Adolf Schreyer (German, 1828-1899)
Arab Warriors on Horseback
Oil on canvas, 34 1/4 x 47 in.
Trained in Frankfurt and Düsseldorf, Schreyer moved to Vienna in 1849 and followed the Crimean War (1854-56) as an official war artist before traveling to North Africa. In 1862, he moved to Paris, where he successfully exhibited at the Salon, and lived there until the outbreak of the Franco-Prussian War in 1870.
During his travels, Schreyer learned Arabic and immersed himself in Bedouin life. He specialized in portraying horsemen, and his works typify the European view of Bedouin warriors as brave and noble, but also fierce.
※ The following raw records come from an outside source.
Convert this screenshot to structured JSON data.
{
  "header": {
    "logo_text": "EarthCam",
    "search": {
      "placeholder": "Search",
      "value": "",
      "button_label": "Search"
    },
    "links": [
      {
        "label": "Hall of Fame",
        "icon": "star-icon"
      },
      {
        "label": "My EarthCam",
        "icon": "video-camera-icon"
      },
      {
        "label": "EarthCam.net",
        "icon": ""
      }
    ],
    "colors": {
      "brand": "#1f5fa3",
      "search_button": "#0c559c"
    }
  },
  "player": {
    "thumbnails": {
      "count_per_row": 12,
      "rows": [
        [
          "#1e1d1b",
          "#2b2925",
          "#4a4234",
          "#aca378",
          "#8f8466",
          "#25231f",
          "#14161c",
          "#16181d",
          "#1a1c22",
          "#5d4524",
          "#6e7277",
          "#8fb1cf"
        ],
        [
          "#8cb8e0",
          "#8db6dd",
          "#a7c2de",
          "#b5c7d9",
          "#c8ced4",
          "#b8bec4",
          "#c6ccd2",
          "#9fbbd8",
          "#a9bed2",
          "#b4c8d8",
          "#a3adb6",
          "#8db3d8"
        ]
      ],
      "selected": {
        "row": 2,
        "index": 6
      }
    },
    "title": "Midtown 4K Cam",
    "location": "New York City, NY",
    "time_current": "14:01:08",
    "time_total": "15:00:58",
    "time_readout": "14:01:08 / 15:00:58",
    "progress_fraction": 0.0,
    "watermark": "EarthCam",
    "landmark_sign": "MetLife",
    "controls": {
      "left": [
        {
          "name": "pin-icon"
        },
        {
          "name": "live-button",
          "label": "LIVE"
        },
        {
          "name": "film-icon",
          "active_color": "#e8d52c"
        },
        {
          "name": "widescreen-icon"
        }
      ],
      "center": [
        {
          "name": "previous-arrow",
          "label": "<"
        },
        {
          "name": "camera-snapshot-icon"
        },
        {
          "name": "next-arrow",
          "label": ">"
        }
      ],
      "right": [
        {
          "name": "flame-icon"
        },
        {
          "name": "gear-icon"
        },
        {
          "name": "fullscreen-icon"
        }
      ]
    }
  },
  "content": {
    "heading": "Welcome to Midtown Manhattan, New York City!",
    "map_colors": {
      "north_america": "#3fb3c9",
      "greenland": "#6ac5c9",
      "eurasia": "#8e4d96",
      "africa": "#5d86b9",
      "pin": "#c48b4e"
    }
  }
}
Praised for his bold conception and powerful colors, Schreyer was favorably compared to Eugène Delacroix (1798-1863) and Eugène Fromentin (1820-1876).